• [Prompt] Lines that include the string "title" are the ones to copy from the entries below.

===== Provided data

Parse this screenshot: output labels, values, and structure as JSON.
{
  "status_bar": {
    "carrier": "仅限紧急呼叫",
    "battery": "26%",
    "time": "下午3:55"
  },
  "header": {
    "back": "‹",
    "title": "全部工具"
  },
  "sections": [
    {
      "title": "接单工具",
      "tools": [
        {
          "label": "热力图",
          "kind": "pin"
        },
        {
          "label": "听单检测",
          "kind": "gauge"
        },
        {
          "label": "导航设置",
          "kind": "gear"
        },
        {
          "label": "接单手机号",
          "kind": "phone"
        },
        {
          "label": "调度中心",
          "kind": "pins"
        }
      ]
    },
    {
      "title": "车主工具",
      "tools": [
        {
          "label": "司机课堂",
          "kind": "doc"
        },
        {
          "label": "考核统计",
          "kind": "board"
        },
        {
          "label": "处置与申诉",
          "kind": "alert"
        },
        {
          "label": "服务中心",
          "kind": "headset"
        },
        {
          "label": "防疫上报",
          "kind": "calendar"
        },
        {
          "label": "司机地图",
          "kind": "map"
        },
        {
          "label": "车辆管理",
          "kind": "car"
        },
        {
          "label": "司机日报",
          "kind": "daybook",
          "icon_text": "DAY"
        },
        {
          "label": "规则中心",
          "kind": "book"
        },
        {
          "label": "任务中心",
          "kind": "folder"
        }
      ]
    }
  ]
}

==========
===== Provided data

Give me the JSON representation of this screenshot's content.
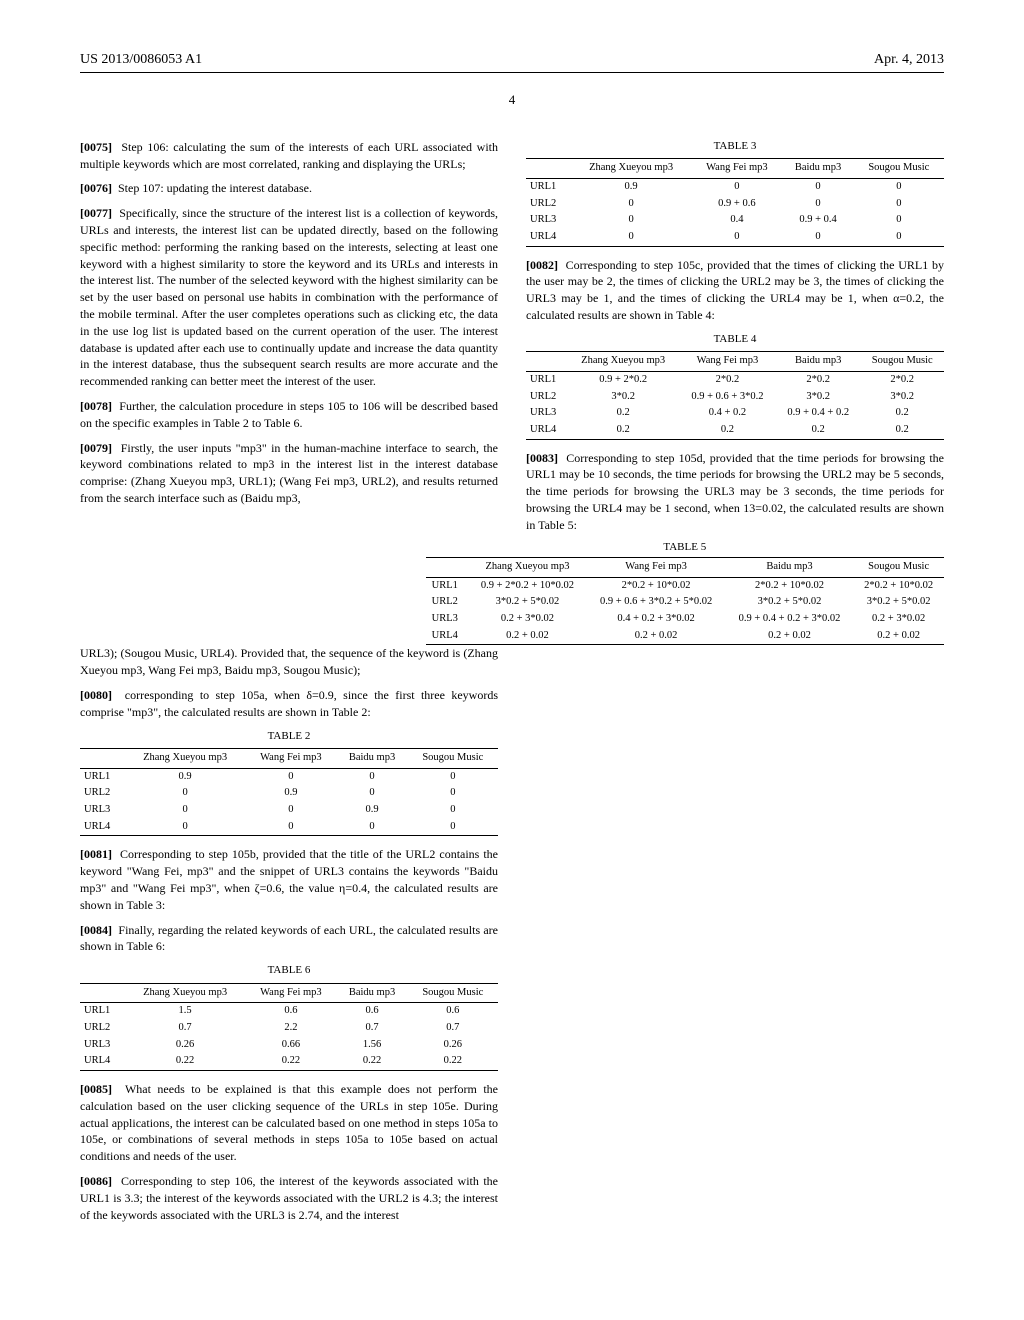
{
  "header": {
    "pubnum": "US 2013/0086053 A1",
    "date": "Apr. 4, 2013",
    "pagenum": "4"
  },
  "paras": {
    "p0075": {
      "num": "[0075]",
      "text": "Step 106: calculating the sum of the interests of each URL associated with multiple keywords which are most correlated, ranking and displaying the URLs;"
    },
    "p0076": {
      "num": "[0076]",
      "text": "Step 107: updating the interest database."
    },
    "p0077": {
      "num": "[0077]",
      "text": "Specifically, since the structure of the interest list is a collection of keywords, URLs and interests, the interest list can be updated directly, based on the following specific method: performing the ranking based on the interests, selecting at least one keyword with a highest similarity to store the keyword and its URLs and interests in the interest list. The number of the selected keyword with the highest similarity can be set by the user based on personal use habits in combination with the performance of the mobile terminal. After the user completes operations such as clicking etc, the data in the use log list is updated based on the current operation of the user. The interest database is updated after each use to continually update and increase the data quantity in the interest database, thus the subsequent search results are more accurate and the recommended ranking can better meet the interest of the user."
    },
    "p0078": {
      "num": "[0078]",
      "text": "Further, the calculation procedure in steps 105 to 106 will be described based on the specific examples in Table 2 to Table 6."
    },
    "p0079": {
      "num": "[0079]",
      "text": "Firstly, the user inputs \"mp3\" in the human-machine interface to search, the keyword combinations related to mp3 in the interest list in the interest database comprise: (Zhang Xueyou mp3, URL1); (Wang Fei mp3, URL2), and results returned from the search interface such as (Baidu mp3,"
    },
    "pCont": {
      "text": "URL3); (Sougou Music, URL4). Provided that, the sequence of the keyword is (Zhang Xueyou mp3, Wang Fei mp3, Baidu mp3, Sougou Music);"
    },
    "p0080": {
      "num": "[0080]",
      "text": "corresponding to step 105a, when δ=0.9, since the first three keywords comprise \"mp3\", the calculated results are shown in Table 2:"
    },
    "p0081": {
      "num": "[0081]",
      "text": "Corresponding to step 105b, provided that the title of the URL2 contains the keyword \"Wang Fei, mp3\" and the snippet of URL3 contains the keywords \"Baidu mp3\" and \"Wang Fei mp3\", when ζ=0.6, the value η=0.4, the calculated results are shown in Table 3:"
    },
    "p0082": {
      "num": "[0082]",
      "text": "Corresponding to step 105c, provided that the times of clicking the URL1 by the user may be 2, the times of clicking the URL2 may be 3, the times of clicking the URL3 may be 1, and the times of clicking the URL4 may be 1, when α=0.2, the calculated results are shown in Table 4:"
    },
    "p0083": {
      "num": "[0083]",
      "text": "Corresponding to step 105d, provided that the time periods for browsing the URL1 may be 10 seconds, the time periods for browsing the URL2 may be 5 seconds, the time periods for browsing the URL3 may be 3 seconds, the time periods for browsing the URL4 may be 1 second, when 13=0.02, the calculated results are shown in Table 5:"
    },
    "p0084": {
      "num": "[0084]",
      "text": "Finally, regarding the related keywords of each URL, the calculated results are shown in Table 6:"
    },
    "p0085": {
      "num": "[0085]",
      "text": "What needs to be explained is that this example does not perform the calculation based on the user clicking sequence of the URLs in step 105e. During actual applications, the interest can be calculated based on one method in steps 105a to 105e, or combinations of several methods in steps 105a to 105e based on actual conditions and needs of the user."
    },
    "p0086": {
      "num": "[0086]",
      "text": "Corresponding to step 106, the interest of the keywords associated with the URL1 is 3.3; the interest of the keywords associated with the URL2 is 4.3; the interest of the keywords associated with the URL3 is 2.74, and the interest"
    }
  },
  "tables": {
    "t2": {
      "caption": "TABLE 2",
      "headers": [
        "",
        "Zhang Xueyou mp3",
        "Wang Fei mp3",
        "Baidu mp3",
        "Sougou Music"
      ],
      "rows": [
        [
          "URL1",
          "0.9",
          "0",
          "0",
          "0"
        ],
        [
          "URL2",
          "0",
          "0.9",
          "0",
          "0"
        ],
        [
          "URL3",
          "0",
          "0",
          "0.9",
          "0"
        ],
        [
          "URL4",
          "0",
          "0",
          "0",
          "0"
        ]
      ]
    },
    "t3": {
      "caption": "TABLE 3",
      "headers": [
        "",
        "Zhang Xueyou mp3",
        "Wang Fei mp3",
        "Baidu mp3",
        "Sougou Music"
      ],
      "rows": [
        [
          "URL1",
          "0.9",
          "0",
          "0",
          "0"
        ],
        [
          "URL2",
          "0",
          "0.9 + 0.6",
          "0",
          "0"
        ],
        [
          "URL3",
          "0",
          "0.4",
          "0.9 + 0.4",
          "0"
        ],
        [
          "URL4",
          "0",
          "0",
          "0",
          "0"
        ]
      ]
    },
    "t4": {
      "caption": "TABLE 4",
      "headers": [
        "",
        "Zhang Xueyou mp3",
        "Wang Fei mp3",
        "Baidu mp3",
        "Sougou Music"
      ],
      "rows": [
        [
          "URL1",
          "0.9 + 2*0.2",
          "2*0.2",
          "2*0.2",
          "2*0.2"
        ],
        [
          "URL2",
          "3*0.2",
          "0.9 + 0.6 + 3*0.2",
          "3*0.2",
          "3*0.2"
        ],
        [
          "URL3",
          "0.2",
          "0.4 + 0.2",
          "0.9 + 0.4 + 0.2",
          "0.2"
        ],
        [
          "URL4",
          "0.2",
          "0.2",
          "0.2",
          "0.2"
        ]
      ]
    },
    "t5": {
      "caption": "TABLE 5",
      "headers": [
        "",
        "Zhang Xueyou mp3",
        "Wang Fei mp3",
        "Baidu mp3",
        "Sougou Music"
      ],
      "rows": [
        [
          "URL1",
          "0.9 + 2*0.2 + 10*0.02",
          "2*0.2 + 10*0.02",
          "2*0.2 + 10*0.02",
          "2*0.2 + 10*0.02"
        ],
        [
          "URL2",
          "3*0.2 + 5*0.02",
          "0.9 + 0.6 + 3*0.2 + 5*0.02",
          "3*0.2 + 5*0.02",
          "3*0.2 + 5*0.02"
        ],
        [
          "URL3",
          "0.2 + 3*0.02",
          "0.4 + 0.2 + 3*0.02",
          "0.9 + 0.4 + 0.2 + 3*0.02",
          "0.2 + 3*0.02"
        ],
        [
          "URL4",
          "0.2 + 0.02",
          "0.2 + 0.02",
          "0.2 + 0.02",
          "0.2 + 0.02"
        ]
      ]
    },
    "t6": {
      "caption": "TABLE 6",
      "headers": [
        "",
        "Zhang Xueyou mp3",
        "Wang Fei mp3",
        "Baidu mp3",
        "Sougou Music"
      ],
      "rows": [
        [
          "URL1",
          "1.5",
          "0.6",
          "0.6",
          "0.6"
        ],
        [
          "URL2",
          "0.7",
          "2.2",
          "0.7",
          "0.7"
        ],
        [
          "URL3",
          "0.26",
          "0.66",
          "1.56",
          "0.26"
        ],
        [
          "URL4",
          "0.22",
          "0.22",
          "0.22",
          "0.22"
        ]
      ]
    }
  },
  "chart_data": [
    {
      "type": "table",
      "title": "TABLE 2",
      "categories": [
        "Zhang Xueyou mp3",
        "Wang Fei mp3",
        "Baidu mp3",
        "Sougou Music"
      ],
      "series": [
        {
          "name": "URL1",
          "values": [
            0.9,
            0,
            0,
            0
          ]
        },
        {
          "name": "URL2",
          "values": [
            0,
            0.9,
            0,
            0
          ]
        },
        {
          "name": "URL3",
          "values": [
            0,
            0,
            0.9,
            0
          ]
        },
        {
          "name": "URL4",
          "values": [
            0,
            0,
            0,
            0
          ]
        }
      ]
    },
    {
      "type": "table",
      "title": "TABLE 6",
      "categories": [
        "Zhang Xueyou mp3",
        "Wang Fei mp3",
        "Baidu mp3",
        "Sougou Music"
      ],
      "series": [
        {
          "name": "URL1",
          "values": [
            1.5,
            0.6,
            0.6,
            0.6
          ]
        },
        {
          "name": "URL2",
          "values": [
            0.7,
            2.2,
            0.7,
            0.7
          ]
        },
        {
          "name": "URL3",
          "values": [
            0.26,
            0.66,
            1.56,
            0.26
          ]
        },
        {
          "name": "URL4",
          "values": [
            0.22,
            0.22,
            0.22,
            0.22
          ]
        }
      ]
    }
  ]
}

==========

• [Exercise answer]
    "title": "全部工具"
      "title": "接单工具",
      "title": "车主工具",
      "text": "Corresponding to step 105b, provided that the title of the URL2 contains the keyword \"Wang Fei, mp3\" and the snippet of URL3 contains the keywords \"Baidu mp3\" and \"Wang Fei mp3\", when ζ=0.6, the value η=0.4, the calculated results are shown in Table 3:"
      "title": "TABLE 2",
      "title": "TABLE 6",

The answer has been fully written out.